**Work instruction:**
Where a line of the entries holds the string "this", copy that line.

**Data records:**
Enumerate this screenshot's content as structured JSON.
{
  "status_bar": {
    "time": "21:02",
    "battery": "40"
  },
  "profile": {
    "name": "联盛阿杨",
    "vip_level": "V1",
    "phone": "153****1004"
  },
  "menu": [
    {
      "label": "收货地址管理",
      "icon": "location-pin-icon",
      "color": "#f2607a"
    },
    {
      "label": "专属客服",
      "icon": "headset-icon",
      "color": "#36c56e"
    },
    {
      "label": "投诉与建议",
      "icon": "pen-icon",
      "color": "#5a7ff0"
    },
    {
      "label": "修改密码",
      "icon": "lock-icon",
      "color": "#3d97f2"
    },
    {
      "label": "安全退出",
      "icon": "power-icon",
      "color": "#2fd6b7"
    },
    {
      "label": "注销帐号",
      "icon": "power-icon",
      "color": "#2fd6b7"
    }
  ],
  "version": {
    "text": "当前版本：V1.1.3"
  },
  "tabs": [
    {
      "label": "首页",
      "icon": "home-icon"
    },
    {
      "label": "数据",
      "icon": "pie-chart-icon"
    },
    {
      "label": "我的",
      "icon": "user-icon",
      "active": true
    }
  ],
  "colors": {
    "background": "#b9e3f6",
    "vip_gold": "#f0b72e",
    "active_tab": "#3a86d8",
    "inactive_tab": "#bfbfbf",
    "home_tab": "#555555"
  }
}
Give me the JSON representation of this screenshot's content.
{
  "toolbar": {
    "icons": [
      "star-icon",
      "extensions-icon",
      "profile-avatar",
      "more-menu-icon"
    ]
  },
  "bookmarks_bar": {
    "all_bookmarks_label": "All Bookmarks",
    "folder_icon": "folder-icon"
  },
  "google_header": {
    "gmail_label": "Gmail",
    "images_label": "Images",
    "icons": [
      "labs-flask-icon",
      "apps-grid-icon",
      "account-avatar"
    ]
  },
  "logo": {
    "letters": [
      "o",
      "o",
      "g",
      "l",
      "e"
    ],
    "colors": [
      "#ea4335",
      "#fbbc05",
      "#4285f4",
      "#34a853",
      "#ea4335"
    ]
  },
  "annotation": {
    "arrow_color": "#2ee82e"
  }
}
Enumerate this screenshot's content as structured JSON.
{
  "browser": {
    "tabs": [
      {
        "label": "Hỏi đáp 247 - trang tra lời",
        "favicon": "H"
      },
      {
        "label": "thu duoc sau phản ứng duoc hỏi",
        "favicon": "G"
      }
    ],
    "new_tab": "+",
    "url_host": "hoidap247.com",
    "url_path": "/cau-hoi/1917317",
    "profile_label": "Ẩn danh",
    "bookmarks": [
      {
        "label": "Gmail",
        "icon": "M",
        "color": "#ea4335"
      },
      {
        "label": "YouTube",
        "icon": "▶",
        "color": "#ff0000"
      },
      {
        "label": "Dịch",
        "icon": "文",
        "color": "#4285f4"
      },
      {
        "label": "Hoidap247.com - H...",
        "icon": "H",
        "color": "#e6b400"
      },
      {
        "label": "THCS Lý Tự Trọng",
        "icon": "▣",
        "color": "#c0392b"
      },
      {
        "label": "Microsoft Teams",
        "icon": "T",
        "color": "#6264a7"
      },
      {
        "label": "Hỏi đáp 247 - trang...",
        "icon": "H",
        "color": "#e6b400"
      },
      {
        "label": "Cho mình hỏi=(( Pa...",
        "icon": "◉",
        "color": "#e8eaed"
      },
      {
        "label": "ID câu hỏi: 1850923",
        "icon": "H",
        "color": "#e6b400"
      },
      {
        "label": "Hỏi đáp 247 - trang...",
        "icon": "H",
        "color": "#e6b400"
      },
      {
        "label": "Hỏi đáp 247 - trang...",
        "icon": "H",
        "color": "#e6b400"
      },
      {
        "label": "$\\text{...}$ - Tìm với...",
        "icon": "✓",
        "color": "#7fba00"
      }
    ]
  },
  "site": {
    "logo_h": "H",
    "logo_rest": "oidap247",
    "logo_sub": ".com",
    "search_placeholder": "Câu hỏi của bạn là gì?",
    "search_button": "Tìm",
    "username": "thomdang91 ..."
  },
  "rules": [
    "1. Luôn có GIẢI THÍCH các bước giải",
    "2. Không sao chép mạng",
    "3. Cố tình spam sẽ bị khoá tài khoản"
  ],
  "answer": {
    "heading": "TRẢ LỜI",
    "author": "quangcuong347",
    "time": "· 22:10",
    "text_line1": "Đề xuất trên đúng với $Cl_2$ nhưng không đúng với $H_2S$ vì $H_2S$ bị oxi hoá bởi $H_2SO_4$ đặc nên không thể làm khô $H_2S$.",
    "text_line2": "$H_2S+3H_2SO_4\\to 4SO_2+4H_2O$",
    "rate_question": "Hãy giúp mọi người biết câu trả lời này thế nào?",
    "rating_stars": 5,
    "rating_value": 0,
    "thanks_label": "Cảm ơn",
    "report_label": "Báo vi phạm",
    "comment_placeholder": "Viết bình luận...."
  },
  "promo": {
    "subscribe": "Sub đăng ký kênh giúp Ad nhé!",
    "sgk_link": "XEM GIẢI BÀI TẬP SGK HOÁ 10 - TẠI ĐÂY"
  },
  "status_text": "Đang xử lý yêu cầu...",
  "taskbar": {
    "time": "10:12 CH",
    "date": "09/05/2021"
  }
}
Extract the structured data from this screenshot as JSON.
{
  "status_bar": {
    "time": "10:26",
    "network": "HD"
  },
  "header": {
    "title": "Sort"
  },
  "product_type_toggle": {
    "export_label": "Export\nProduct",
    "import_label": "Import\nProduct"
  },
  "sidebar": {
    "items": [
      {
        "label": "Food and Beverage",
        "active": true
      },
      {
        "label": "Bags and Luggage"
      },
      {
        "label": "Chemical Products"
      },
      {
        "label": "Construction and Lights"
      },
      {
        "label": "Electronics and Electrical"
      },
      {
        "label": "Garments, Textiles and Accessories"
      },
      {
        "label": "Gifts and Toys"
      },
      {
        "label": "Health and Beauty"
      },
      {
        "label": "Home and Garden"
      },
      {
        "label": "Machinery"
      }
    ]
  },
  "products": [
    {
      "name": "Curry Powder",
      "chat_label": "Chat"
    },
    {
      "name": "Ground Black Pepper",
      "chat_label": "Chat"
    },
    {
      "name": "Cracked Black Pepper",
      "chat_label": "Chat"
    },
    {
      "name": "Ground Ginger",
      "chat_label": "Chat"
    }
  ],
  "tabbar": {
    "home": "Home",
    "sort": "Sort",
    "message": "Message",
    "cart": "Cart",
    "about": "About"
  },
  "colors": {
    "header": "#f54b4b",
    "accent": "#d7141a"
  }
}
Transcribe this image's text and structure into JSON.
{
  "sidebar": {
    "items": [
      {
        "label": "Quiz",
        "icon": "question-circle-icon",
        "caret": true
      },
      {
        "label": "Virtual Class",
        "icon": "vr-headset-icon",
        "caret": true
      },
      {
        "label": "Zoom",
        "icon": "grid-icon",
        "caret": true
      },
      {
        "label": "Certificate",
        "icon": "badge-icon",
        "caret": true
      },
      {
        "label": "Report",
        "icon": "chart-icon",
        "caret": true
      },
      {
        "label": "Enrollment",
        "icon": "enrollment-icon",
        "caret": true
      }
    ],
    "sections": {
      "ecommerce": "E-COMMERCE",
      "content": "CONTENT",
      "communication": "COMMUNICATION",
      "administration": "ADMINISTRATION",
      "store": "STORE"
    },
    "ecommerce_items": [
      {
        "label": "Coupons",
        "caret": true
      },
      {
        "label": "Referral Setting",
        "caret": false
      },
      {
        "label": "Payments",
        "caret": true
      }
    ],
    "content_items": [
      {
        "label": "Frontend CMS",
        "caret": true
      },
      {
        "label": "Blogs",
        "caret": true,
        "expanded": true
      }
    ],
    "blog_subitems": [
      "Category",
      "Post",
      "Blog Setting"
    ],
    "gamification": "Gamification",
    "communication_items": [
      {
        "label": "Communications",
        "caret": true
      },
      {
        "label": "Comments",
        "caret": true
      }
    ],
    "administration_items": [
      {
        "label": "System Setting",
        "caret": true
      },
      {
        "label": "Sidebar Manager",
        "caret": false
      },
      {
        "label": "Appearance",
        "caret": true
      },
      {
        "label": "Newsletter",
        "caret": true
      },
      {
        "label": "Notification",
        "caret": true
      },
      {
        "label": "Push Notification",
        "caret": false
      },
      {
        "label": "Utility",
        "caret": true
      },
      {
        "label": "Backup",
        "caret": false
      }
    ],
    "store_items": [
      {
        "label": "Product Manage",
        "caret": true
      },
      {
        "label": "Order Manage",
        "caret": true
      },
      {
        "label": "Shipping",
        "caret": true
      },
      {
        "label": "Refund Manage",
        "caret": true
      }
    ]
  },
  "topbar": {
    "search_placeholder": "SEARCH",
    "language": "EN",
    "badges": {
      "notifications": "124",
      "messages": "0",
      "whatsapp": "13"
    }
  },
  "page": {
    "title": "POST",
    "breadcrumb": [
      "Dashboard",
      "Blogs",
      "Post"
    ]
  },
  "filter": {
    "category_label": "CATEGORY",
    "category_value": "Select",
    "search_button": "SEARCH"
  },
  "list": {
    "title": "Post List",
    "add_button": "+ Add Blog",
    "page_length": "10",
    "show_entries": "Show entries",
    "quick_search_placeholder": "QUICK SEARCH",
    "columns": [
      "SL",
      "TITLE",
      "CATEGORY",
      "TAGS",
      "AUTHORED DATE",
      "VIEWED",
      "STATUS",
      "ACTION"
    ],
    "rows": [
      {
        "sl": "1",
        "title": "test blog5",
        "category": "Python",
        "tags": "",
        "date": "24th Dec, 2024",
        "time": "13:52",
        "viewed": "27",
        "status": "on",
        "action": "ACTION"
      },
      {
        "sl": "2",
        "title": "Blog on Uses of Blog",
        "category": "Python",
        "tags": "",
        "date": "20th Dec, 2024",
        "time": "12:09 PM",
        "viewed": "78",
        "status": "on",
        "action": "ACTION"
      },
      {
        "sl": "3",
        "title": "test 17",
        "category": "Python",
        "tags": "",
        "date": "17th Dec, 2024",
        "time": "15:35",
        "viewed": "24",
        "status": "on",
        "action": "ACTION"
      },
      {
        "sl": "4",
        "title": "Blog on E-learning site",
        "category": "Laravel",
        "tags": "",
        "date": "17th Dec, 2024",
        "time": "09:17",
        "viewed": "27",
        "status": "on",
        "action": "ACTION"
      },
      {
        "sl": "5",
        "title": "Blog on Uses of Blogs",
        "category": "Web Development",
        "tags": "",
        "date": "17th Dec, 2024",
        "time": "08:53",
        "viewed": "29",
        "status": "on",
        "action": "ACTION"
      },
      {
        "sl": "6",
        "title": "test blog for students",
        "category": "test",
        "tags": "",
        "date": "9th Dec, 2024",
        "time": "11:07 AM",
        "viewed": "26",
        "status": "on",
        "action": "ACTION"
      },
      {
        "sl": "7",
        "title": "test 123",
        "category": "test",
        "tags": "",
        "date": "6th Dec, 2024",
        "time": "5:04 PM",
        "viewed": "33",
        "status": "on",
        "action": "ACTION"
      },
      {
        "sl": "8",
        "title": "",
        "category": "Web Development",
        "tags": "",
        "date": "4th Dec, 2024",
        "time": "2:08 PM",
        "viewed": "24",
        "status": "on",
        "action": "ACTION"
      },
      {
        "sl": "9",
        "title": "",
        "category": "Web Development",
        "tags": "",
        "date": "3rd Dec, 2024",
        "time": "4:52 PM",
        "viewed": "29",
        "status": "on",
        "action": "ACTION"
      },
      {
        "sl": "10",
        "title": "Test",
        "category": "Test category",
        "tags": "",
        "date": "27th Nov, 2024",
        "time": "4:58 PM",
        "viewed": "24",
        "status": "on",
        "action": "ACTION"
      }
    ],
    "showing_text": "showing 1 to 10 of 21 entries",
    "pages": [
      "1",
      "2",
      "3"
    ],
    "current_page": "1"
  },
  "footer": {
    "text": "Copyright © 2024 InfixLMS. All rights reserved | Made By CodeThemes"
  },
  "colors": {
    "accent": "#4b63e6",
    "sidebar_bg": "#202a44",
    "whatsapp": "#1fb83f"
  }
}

**Task result:**
Enumerate this screenshot's content as structured JSON.
Give me the JSON representation of this screenshot's content.
Enumerate this screenshot's content as structured JSON.
Extract the structured data from this screenshot as JSON.
Transcribe this image's text and structure into JSON.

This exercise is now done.